TOPEKA, Kan. (AP) — Gov. Sam Brownback and Kansas legislative leaders are regrouping after the proposed 2013 federal budget failed to include construction dollars for a new biosecurity lab, raising questions about the project's future.
President Barack Obama's 2013 budget proposal put no new money in for building the National Bio- and Agro-Defense Facility in Manhattan near Kansas State University. In fact, the budget recommendation requires the Department of Homeland Security to reassess the project, its scope and alternatives.
The news was a setback for Kansas leaders who see the new $650 million research lab as the crown jewel of the state's efforts to be a world leader in animal health research and related industries. The project would replace an aging facility at Plum Island, N.Y. Suggestions are circulating the Statehouse that Topeka may have to step up to fund the lab if Washington is unable in the coming years.
"It's going to be a fight. That's the nature of what it's going to be," Brownback said. "I think we're going to get this done. It's going to be difficult as we work through the process. This is going to be an ongoing discussion, the top of everybody's list for the state of Kansas."
Brownback was on the phone with DHS Secretary Janet Napolitano and U.S. Department of Agriculture Secretary Tom Vilsack to win assurances that the administration was still intent on building the NBAF and that the reassessment had nothing to do with building the lab in Kansas and everything to do with money.
Kansas has already transferred land to DHS for the project, which has been cleared, and authorized $105 million in bonds to pay for construction of a central utility plant.
Senate President Steve Morris, one of the biggest supporters of the project in the Legislature, said he had discussions with Brownback last week about what Kansas might do to keep the NBAF on track. Morris declined to give details about those talks, but isn't ready to rule out any funding sources.
Morris, a Hugoton Republican, said he doesn't "have a problem doing what we need to do, if it's increasing our debt level modestly."
"NBAF is so important that we need to consider every viable alternative to make sure it goes forward," he said.
There's no additional money that the state could spend in this year's budget, but House Speaker Mike O'Neal said bonding could be part of the solution. No one is willing to say how much of the $650 million price tag the state would be willing to pick up.
"I'm all for looking at other alternatives in light of the fact that the feds aren't being very kind right now," said O'Neal, a Hutchinson Republican. "I'm with the governor. I think the thing gets built (as planned) or built with a different financing scheme."
The lab is expected to be the western anchor of the so-called Animal Health Corridor stretching from Kansas State to the University of Missouri in Columbia. The corridor consists of hundreds of animal health companies researching and developing the latest and best advancements in livestock production.
Kansas has banked on the NBAF serving as a global magnet for increased bioscience activity along the corridor for the next 25 years or more.
Kansas overcame several challenges to win the NBAF project. It was competing with other states with much more political clout, including Texas, where President George W. Bush had been governor and many felt the lab would be awarded.

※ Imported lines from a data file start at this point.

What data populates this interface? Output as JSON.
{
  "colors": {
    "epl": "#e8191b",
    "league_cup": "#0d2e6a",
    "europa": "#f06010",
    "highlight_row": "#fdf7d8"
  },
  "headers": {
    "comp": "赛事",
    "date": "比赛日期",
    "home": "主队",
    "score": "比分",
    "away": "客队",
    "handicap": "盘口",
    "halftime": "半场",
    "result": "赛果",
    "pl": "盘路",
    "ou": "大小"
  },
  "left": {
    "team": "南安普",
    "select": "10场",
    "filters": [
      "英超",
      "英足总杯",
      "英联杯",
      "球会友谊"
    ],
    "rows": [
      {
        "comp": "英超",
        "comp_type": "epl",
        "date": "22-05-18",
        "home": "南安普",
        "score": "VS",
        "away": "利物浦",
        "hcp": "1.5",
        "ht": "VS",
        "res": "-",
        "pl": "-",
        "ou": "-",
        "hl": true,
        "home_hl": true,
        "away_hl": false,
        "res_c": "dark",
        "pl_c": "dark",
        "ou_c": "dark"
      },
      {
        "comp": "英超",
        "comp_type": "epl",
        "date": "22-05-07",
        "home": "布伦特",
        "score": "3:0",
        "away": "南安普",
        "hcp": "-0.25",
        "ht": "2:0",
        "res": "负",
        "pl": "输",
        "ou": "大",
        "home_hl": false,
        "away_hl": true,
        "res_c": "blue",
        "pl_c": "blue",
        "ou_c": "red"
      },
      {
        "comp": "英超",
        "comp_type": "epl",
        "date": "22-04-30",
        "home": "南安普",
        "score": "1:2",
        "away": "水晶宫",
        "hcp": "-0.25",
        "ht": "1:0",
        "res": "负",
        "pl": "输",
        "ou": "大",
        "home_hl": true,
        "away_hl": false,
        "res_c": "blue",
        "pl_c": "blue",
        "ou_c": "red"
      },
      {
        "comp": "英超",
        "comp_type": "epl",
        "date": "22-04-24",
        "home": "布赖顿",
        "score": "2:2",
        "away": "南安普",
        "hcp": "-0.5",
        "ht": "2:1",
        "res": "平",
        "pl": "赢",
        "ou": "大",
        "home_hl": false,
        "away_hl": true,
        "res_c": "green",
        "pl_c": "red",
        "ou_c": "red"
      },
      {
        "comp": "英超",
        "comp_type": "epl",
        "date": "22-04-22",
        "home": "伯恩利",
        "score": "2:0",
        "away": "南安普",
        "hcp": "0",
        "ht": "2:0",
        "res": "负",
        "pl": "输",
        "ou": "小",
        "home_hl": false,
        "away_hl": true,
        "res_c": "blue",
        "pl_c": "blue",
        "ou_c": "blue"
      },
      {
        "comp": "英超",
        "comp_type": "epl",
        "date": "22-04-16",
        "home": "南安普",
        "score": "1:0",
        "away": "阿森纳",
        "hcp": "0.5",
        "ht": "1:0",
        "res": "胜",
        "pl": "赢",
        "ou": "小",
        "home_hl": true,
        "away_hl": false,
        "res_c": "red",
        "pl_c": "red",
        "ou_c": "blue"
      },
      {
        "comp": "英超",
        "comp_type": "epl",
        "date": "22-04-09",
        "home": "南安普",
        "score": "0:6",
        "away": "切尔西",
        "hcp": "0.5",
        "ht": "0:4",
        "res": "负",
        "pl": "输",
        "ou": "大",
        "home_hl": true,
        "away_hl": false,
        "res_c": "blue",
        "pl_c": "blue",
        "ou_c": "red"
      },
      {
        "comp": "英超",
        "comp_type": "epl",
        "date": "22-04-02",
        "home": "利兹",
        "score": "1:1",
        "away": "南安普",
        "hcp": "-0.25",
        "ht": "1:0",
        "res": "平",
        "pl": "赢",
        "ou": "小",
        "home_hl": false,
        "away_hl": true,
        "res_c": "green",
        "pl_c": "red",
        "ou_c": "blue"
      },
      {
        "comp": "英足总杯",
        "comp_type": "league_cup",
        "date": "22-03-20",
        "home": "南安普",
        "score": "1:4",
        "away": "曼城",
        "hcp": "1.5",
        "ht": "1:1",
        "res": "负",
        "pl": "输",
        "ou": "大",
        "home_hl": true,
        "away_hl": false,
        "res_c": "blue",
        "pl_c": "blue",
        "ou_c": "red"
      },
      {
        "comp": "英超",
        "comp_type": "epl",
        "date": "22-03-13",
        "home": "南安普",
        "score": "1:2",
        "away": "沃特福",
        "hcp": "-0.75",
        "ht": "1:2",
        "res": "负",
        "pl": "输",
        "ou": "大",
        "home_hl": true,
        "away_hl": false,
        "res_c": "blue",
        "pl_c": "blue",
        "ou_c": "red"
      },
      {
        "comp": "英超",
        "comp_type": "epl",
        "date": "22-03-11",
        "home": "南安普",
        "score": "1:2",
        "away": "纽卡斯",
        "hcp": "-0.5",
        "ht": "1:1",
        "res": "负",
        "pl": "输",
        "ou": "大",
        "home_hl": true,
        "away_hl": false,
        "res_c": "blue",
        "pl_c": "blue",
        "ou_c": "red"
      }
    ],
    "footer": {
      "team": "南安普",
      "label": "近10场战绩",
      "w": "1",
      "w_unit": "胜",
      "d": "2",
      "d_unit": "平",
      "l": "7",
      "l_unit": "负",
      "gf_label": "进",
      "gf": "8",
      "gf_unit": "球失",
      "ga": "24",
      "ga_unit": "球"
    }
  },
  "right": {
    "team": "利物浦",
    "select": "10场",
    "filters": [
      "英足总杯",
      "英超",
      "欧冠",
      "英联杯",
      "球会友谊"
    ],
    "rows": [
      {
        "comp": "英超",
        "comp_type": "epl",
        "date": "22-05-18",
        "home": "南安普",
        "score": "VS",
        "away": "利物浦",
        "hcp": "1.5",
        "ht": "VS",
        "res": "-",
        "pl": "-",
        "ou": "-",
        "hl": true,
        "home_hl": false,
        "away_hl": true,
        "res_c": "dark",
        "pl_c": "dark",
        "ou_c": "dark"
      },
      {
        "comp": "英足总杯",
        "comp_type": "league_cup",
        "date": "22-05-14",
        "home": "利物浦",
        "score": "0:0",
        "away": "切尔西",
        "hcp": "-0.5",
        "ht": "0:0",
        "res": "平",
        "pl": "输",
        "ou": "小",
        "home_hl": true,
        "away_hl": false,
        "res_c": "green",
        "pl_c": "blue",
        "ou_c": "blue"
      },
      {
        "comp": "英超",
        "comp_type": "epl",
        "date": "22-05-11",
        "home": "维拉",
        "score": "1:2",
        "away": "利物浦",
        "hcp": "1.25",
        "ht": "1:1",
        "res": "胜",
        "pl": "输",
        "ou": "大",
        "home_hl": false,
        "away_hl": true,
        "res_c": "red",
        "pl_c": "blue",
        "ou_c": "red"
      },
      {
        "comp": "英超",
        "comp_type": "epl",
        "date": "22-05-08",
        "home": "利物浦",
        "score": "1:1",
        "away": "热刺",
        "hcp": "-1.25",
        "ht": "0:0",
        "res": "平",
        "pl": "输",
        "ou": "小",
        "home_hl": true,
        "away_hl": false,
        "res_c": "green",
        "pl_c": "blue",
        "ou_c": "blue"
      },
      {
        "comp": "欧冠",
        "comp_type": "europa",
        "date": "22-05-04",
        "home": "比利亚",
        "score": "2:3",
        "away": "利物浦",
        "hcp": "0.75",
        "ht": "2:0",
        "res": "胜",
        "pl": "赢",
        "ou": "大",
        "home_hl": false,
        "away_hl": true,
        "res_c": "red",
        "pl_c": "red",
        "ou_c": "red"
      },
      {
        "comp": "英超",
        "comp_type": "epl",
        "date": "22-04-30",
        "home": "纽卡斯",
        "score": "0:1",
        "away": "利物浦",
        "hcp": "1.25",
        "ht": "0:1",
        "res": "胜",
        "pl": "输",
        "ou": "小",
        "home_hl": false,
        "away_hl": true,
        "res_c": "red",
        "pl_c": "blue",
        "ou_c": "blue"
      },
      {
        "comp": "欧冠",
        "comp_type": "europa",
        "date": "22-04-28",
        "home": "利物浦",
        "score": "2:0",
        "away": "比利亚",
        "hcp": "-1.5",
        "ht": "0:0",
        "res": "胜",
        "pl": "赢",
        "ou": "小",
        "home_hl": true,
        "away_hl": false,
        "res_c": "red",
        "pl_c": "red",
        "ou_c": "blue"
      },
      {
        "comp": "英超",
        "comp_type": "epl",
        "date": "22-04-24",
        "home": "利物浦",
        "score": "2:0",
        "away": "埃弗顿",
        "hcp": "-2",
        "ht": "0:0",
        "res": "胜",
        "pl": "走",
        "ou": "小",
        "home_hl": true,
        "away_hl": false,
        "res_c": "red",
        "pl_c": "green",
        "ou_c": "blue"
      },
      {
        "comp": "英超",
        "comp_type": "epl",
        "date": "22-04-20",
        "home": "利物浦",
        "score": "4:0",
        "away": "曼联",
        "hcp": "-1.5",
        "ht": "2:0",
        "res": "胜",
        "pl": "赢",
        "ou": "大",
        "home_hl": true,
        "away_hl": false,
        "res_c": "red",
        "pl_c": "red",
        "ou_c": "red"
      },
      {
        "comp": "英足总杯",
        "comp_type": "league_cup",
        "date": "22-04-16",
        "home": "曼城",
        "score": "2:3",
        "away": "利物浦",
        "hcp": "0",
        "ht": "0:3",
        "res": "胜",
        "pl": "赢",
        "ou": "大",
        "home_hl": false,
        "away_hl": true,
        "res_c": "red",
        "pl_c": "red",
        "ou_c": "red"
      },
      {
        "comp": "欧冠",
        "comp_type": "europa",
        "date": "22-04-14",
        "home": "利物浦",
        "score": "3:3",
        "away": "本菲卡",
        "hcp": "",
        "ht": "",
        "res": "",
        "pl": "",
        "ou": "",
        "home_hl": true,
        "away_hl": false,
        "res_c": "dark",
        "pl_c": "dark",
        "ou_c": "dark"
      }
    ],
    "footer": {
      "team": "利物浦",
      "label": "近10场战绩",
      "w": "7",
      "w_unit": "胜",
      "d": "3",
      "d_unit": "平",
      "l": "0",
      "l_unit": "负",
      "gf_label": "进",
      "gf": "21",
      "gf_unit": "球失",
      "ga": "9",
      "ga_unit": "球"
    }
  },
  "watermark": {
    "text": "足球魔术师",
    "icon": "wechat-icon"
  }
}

But Kansas was chosen because of its proximity to cattle, a research institution and the growing animal health and bioscience industry. State officials contend they didn't offer more to DHS for the project monetarily, but they had the intangibles that made it more attractive.
Critics haven't relented since 2010 and they continue to pick flaws with the Kansas selection in risk assessments presented by the National Academy of Sciences. A second report is under review and expected to be released this spring or summer.
Republican Sen. Pat Roberts, whose name is on the building housing Kansas State's Biosecurity Research Institute, said this past week in Washington during a Senate Agriculture Committee meeting that he was confident that any concerns about the NBAF's safety would be addressed during the design process. He also said Kansas would look at alternatives for funding.
Senate Minority Leader Anthony Hensley said it was ironic that the Kansas congressional delegation — all Republicans — were upset with Obama's budget when they have been "beating the drum" for him to cut federal spending since he took office.
"I don't think it should come as any surprise that the president's going to try to balance the budget and there are certain things that he's going to do," said Hensley, a Topeka Democrat. "Certainly, the decision that the administration made is one at some point that we hope will be reversed, but they have their own budget problems."
Hensley said Kansas has been a partner with the federal government in past projects and he would support doing that again with the NBAF should it come to that.
"We certainly want to be a partner in this. It would just depend on how much and what the proposal would be," Hensley said.
Morris said the Obama administration is being "short-sighted" in delaying funding and construction of the NBAF, adding that the need for a research facility of this magnitude is important for the nation's food safety and to protect public health.
"Cost and scope is all relative. Can you put a cost on people's health?" Morris said.